Though he is weary of the matchmaking efforts of family members, Amos Bledsoe agrees that he needs a companion, and he thinks he might know where to find her. Telegraph employees are permitted to use the telegraph system ofter hours and he has been conversing with a fellow operator from a town called Harper’s Station. Unfortunately, the only thing he knows about her, besides that she seems clever and kind, is that she is female. She could be old enough to be his mother, but the only way to find out is to meet her.
One evening an emergency telegram for Grace interrupts their conversation, informing her that the threat she has been hiding from has found her. Overhearing this message, Amos knows he must go to her aid, though he doesn’t know the details of the threat or the woman and she hasn’t asked him to come. When he arrives in Harper’s Station he finds the lady just as lovely as he imagined and the danger worse. Determined to protect her and woo her heart, his plan hits a snag when a handsome, mysterious stranger arrives in town, highlighting all the ways Amos feels he is lacking. As the danger increases Grace must decide what is right and who is right for her.

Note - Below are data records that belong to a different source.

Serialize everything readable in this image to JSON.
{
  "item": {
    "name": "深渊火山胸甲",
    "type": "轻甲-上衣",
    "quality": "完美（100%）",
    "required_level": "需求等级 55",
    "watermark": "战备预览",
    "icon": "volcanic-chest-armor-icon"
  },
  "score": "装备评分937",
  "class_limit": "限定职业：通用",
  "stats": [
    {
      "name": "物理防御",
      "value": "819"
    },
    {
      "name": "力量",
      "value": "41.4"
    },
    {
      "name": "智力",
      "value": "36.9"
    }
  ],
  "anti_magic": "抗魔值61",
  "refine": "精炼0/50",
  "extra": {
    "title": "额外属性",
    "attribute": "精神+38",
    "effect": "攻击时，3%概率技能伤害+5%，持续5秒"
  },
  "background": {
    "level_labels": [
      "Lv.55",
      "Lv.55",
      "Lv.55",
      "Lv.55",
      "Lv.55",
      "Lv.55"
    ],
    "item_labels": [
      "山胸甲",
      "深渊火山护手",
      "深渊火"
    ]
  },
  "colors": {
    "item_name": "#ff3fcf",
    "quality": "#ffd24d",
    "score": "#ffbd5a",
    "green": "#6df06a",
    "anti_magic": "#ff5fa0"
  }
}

This post contains affiliate links. Read more about that here. This book was sent to me for review by Bethany House Publishers.

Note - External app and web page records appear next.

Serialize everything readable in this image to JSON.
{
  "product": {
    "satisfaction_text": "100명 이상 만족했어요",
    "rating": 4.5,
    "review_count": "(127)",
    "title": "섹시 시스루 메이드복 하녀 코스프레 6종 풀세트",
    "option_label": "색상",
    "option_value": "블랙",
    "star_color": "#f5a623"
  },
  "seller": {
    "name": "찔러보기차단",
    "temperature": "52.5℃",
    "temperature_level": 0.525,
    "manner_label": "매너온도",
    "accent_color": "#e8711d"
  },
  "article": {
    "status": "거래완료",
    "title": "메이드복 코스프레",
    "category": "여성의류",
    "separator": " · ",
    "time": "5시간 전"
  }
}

Another winner from Karen Witemeyer. This book is the second in her Ladies of Harper’s Station series. I’ve written before about the first in the series, No Other Will Do, and an accompanying novella, Worth the Wait, and this book continues the story.

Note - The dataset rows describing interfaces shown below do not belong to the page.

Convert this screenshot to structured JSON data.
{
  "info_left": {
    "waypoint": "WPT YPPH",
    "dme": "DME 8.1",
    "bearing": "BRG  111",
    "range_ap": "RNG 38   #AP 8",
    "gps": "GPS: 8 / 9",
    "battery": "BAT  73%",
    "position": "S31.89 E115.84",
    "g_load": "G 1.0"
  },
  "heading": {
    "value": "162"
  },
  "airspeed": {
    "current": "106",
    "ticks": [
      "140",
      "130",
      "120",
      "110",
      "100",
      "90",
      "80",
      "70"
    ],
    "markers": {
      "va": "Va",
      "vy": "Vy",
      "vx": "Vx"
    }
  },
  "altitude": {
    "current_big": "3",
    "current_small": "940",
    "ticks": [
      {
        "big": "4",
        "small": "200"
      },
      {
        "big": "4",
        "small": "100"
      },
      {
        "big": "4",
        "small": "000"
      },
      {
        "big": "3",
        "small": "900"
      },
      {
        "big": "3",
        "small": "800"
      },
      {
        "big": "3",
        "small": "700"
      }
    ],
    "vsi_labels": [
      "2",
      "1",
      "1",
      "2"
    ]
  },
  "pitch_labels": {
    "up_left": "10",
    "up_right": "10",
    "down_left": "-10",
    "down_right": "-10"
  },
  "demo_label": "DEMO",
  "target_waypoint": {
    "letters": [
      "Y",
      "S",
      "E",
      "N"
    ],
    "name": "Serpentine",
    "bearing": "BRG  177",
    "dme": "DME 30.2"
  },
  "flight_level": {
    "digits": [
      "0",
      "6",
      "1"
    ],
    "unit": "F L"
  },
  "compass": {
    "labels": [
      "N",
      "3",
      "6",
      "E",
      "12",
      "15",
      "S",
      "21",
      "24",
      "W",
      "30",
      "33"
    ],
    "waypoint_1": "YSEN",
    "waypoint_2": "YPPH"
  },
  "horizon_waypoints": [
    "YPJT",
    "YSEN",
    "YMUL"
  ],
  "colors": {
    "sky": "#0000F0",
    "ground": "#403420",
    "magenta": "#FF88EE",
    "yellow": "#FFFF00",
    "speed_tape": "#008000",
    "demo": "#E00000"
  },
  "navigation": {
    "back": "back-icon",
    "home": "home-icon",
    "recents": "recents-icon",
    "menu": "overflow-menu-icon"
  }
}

Harper’s Station is a town founded for and by women who have been hurt and abused by men or for women who have nowhere else to go. Most of the women are very mistrustful of men, but that doesn’t categorize Grace. She is regretful that she may never be able to have a husband and family, but knows that as long as she guards the set of books that contain the proof of an unknown heir to a vast inheritance she will bring danger to anyone who gets close to her. Her father died trying to get the books to the proper authorities to prevent them from being apprehended by the current heir, who will stop at nothing to see that his fortune stays in his possession.
I loved the characters in this book. Grace is a smart, kind woman, who thinks she is nothing special and wants to do what is right above all else. She is stuck in the middle of a never ended question of whether to protect the documents her father trusted her with or to give them up to protect herself, her friends, and the man she is coming to care for. Amos is also kind and smart, and painfully aware of the fact that he does not possess many of the quintessentially masculine traits that he think women desire. He rides a bicycle instead of a horse, and isn’t particularly tall, strong, or rugged. That might sound kind of cheesy, but I thought the author did a good job of turning the ’what’s on the inside matters more than whats on the outside’ trope into an interesting, realistic part of the story and made Amos a character that I rooted for because he was genuinely likable and not because he was an underdog.
There are many fun aspects to this book, including an intriguing side romance that occurs simultaneously to Grace and Amos’s courtship, in addition to the mystery and intrigue surrounding Grace’s predicament. Many of the other characters have fun roles to play as well and I love the humor that is infused into the narrative. Two thumbs up for Heart on the Line, or really any of Karen Witemeyer’s novels.